**Problem description:** Scan the data below. Pull out each line where "title" occurs.

**Data records:**
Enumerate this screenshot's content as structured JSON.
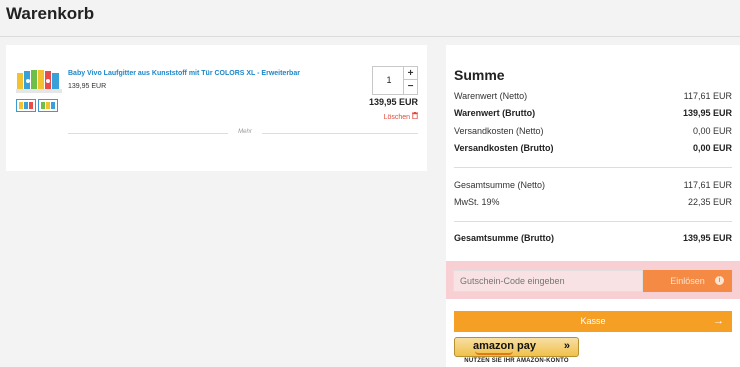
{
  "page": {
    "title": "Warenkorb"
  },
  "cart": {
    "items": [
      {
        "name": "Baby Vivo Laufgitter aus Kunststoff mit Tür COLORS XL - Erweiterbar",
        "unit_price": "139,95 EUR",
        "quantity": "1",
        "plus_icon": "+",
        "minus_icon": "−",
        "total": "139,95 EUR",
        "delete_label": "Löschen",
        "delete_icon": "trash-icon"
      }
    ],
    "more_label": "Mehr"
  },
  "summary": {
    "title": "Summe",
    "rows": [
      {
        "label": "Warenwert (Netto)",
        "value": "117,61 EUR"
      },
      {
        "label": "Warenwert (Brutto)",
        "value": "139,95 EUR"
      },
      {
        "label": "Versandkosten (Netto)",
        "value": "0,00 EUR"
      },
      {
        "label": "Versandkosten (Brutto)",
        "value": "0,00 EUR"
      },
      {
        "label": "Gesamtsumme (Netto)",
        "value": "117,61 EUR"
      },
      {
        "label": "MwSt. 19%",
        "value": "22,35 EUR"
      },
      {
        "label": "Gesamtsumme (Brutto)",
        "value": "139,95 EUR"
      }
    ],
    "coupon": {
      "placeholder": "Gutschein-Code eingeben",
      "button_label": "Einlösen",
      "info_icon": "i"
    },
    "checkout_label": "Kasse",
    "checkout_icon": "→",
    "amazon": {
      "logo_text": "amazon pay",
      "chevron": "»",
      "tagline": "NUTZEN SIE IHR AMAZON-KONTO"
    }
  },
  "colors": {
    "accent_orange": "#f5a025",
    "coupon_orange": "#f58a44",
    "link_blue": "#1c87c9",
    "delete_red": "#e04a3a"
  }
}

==

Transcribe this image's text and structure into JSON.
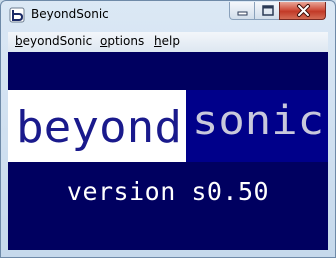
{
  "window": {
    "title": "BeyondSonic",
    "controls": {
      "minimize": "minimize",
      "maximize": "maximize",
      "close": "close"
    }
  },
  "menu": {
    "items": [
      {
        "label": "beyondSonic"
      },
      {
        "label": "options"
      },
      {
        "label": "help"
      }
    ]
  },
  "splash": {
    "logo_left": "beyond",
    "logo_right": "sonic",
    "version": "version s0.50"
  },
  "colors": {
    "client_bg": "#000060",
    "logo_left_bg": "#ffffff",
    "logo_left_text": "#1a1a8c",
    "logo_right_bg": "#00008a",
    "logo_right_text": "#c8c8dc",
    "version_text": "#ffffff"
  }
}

**Answer section:**
    "title": "Warenkorb"
    "title": "Summe",
    "title": "BeyondSonic",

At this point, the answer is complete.